*EXERCISE REQUIREMENTS*
Line by line, return everything in the listing exactly.

*RECORDED DATA*
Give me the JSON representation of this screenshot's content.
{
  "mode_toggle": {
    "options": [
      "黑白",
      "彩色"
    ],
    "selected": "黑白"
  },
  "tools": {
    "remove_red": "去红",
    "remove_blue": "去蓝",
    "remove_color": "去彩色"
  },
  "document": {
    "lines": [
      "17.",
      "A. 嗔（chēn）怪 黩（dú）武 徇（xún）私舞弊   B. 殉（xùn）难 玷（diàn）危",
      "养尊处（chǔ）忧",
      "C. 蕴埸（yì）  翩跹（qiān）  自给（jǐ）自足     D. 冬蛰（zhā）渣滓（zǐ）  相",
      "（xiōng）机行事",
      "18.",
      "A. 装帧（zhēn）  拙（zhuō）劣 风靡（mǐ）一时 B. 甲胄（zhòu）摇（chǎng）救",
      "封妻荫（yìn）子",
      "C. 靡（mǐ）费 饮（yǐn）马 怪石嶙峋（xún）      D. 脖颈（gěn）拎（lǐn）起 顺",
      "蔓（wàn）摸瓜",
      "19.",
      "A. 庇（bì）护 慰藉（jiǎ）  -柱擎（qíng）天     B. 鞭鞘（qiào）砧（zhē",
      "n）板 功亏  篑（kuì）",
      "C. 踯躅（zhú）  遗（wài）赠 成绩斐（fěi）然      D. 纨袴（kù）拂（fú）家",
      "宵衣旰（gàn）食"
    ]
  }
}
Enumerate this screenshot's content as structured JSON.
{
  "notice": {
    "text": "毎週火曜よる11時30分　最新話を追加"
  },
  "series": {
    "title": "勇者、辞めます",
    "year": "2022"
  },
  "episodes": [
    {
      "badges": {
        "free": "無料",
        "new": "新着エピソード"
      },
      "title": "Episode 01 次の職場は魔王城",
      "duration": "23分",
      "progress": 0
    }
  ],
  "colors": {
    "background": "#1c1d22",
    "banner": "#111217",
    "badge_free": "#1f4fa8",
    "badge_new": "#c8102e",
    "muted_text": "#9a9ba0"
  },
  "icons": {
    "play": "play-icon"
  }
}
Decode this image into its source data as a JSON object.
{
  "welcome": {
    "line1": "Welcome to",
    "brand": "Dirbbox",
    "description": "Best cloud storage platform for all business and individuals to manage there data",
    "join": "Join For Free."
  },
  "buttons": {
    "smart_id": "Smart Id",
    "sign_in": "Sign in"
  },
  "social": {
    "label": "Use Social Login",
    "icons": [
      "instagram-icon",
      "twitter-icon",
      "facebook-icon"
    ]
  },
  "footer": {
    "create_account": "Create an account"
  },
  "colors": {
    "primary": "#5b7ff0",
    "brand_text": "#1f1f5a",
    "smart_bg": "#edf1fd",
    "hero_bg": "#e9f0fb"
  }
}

*ANSWER BOX*
Give me the JSON representation of this screenshot's content.
{
  "mode_toggle": {
    "options": [
      "黑白",
      "彩色"
    ],
    "selected": "黑白"
  },
  "tools": {
    "remove_red": "去红",
    "remove_blue": "去蓝",
    "remove_color": "去彩色"
  },
  "document": {
    "lines": [
      "17.",
      "A. 嗔（chēn）怪 黩（dú）武 徇（xún）私舞弊   B. 殉（xùn）难 玷（diàn）危",
      "养尊处（chǔ）忧",
      "C. 蕴埸（yì）  翩跹（qiān）  自给（jǐ）自足     D. 冬蛰（zhā）渣滓（zǐ）  相",
      "（xiōng）机行事",
      "18.",
      "A. 装帧（zhēn）  拙（zhuō）劣 风靡（mǐ）一时 B. 甲胄（zhòu）摇（chǎng）救",
      "封妻荫（yìn）子",
      "C. 靡（mǐ）费 饮（yǐn）马 怪石嶙峋（xún）      D. 脖颈（gěn）拎（lǐn）起 顺",
      "蔓（wàn）摸瓜",
      "19.",
      "A. 庇（bì）护 慰藉（jiǎ）  -柱擎（qíng）天     B. 鞭鞘（qiào）砧（zhē",
      "n）板 功亏  篑（kuì）",
      "C. 踯躅（zhú）  遗（wài）赠 成绩斐（fěi）然      D. 纨袴（kù）拂（fú）家",
      "宵衣旰（gàn）食"
    ]
  }
}
Enumerate this screenshot's content as structured JSON.
{
  "notice": {
    "text": "毎週火曜よる11時30分　最新話を追加"
  },
  "series": {
    "title": "勇者、辞めます",
    "year": "2022"
  },
  "episodes": [
    {
      "badges": {
        "free": "無料",
        "new": "新着エピソード"
      },
      "title": "Episode 01 次の職場は魔王城",
      "duration": "23分",
      "progress": 0
    }
  ],
  "colors": {
    "background": "#1c1d22",
    "banner": "#111217",
    "badge_free": "#1f4fa8",
    "badge_new": "#c8102e",
    "muted_text": "#9a9ba0"
  },
  "icons": {
    "play": "play-icon"
  }
}
Decode this image into its source data as a JSON object.
{
  "welcome": {
    "line1": "Welcome to",
    "brand": "Dirbbox",
    "description": "Best cloud storage platform for all business and individuals to manage there data",
    "join": "Join For Free."
  },
  "buttons": {
    "smart_id": "Smart Id",
    "sign_in": "Sign in"
  },
  "social": {
    "label": "Use Social Login",
    "icons": [
      "instagram-icon",
      "twitter-icon",
      "facebook-icon"
    ]
  },
  "footer": {
    "create_account": "Create an account"
  },
  "colors": {
    "primary": "#5b7ff0",
    "brand_text": "#1f1f5a",
    "smart_bg": "#edf1fd",
    "hero_bg": "#e9f0fb"
  }
}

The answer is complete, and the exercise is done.